Employee productivity took its biggest slide in a year, not because workers are slacking off but because businesses are boosting their head counts to keep up with demand.
That’s a good sign for the job market. It shows that bosses, who whittled their ranks during the lean years, are no longer able to squeeze as much output as they once were from their skimpy workforce.
Despite frail GDP growth last quarter, demand for goods and services was strong (though it may be starting to slacken, depending on whom you ask). To maintain momentum, companies had to increase hiring.
As a result, non-farm productivity slid at a 0.5% annual rate in the first quarter after gaining 1.2% in the fourth quarter and 8.3% at its peak during the recession, according to the Labor Department. That’s the largest quarter-over-quarter drop in a year.

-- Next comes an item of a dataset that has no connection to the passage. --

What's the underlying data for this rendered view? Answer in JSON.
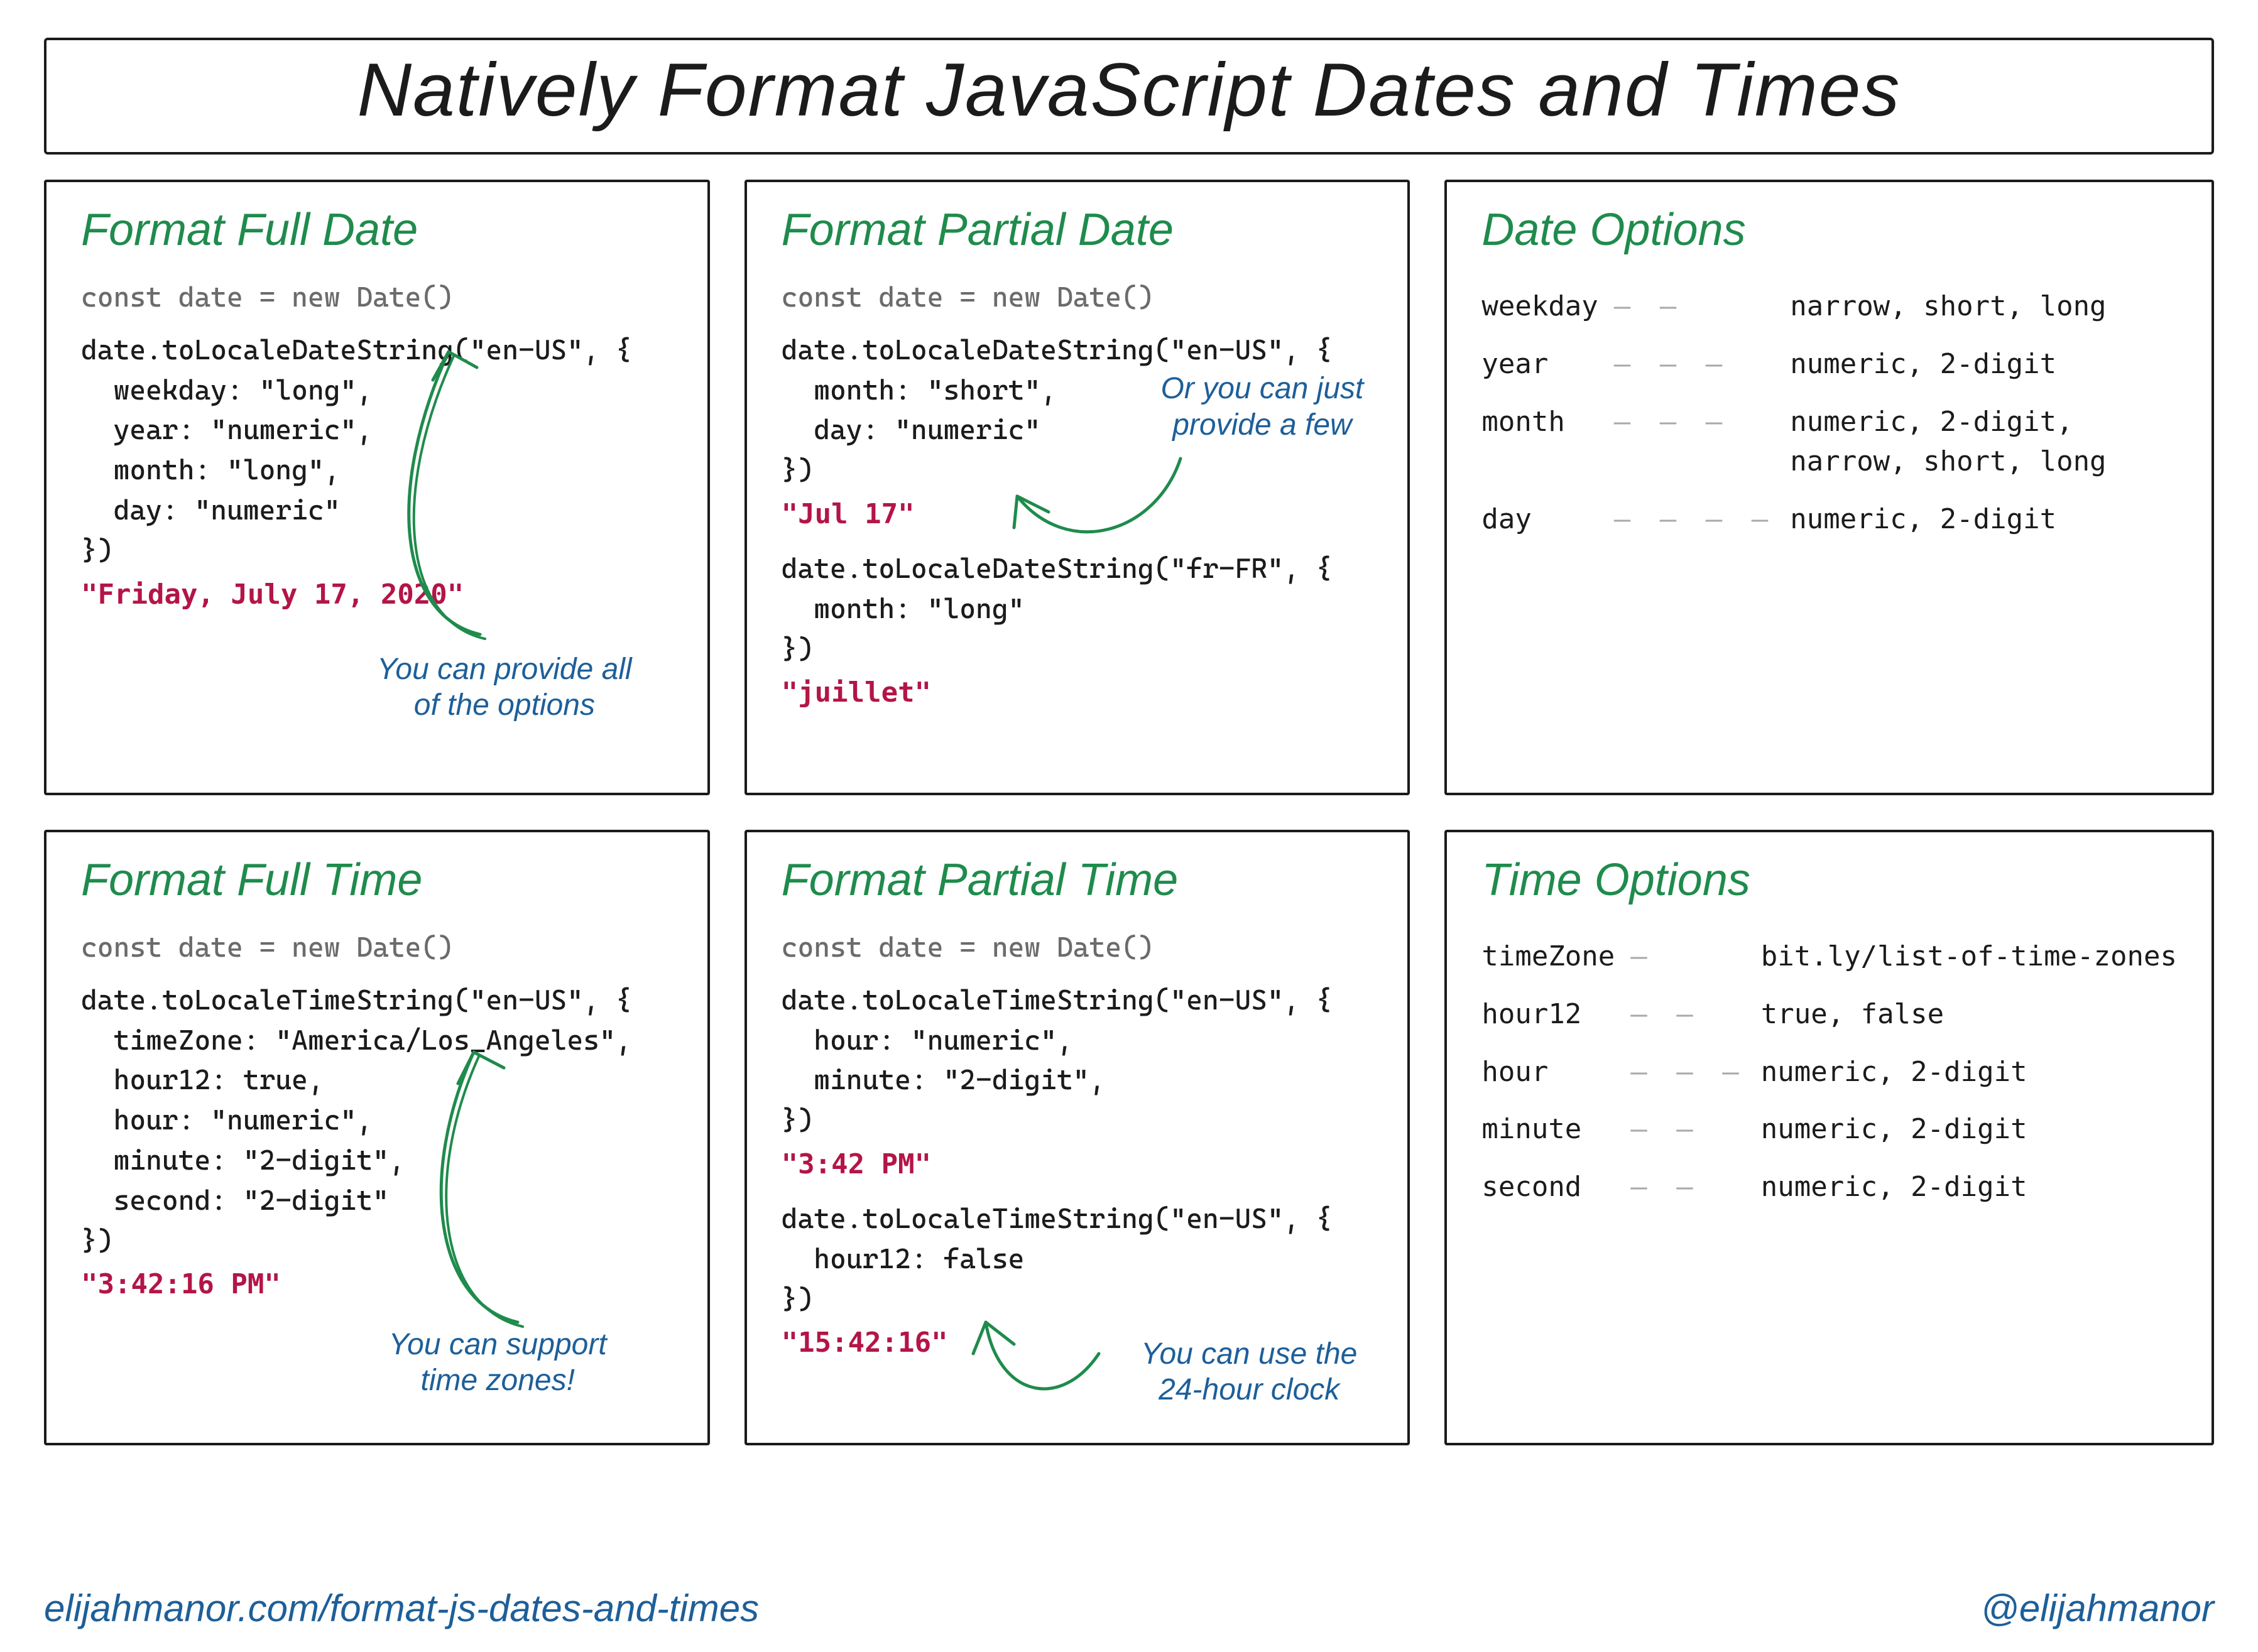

That’s even though the hours that employees worked increased 3.2%. Productivity is measured as the amount of output produced (up 2.7%) for each hour of work.